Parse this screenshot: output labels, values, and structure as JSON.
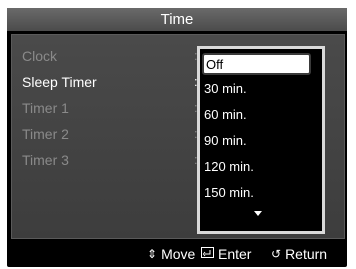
{
  "window": {
    "title": "Time"
  },
  "menu": {
    "items": [
      {
        "label": "Clock",
        "active": false
      },
      {
        "label": "Sleep Timer",
        "active": true
      },
      {
        "label": "Timer 1",
        "active": false
      },
      {
        "label": "Timer 2",
        "active": false
      },
      {
        "label": "Timer 3",
        "active": false
      }
    ],
    "separator": ":"
  },
  "dropdown": {
    "selected": "Off",
    "options": [
      "Off",
      "30 min.",
      "60 min.",
      "90 min.",
      "120 min.",
      "150 min."
    ],
    "more_icon": "triangle-down-icon"
  },
  "footer": {
    "move": {
      "icon": "updown-arrow-icon",
      "label": "Move"
    },
    "enter": {
      "icon": "enter-icon",
      "label": "Enter"
    },
    "return": {
      "icon": "return-icon",
      "label": "Return"
    }
  },
  "colors": {
    "background": "#000000",
    "panel": "#404040",
    "active_text": "#ffffff",
    "inactive_text": "#8a8a8a",
    "highlight": "#ffffff"
  }
}
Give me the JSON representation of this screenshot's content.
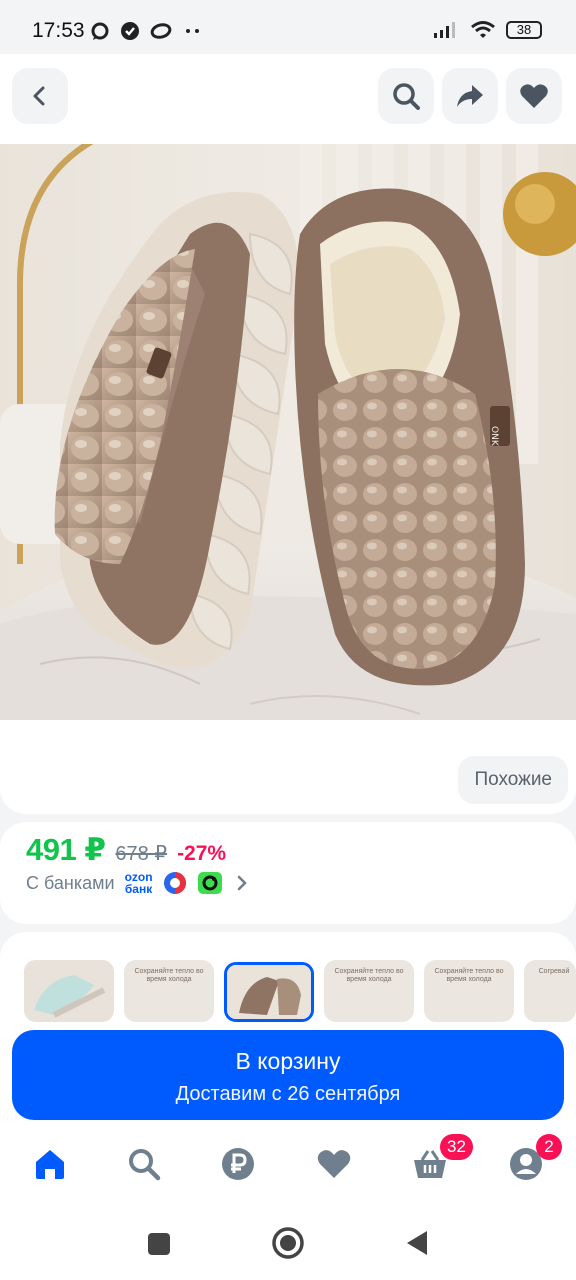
{
  "status_bar": {
    "time": "17:53",
    "battery": "38",
    "icons": [
      "messenger-icon",
      "check-circle-icon",
      "ring-icon",
      "more-dots-icon",
      "signal-icon",
      "wifi-icon",
      "battery-icon"
    ]
  },
  "product": {
    "similar_label": "Похожие",
    "price_current": "491 ₽",
    "price_old": "678 ₽",
    "discount": "-27%",
    "banks_label": "С банками",
    "ozon_bank_logo_line1": "ozon",
    "ozon_bank_logo_line2": "банк"
  },
  "variants": {
    "thumb_texts": [
      "",
      "Сохраняйте тепло во время холода",
      "",
      "Сохраняйте тепло во время холода",
      "Сохраняйте тепло во время холода",
      "Согревай"
    ]
  },
  "cart": {
    "label": "В корзину",
    "delivery": "Доставим с 26 сентября"
  },
  "bottom_nav": {
    "cart_badge": "32",
    "profile_badge": "2"
  },
  "colors": {
    "accent": "#005bff",
    "price_green": "#10c44c",
    "discount_red": "#f91155"
  }
}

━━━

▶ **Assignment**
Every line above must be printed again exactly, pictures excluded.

▶ **Worked solution**
Parse this screenshot: output labels, values, and structure as JSON.
{
  "window": {
    "title": "Time"
  },
  "menu": {
    "items": [
      {
        "label": "Clock",
        "active": false
      },
      {
        "label": "Sleep Timer",
        "active": true
      },
      {
        "label": "Timer 1",
        "active": false
      },
      {
        "label": "Timer 2",
        "active": false
      },
      {
        "label": "Timer 3",
        "active": false
      }
    ],
    "separator": ":"
  },
  "dropdown": {
    "selected": "Off",
    "options": [
      "Off",
      "30 min.",
      "60 min.",
      "90 min.",
      "120 min.",
      "150 min."
    ],
    "more_icon": "triangle-down-icon"
  },
  "footer": {
    "move": {
      "icon": "updown-arrow-icon",
      "label": "Move"
    },
    "enter": {
      "icon": "enter-icon",
      "label": "Enter"
    },
    "return": {
      "icon": "return-icon",
      "label": "Return"
    }
  },
  "colors": {
    "background": "#000000",
    "panel": "#404040",
    "active_text": "#ffffff",
    "inactive_text": "#8a8a8a",
    "highlight": "#ffffff"
  }
}
Give me the JSON representation of this screenshot's content.
{
  "status_bar": {
    "time": "17:53",
    "battery": "38",
    "icons": [
      "messenger-icon",
      "check-circle-icon",
      "ring-icon",
      "more-dots-icon",
      "signal-icon",
      "wifi-icon",
      "battery-icon"
    ]
  },
  "product": {
    "similar_label": "Похожие",
    "price_current": "491 ₽",
    "price_old": "678 ₽",
    "discount": "-27%",
    "banks_label": "С банками",
    "ozon_bank_logo_line1": "ozon",
    "ozon_bank_logo_line2": "банк"
  },
  "variants": {
    "thumb_texts": [
      "",
      "Сохраняйте тепло во время холода",
      "",
      "Сохраняйте тепло во время холода",
      "Сохраняйте тепло во время холода",
      "Согревай"
    ]
  },
  "cart": {
    "label": "В корзину",
    "delivery": "Доставим с 26 сентября"
  },
  "bottom_nav": {
    "cart_badge": "32",
    "profile_badge": "2"
  },
  "colors": {
    "accent": "#005bff",
    "price_green": "#10c44c",
    "discount_red": "#f91155"
  }
}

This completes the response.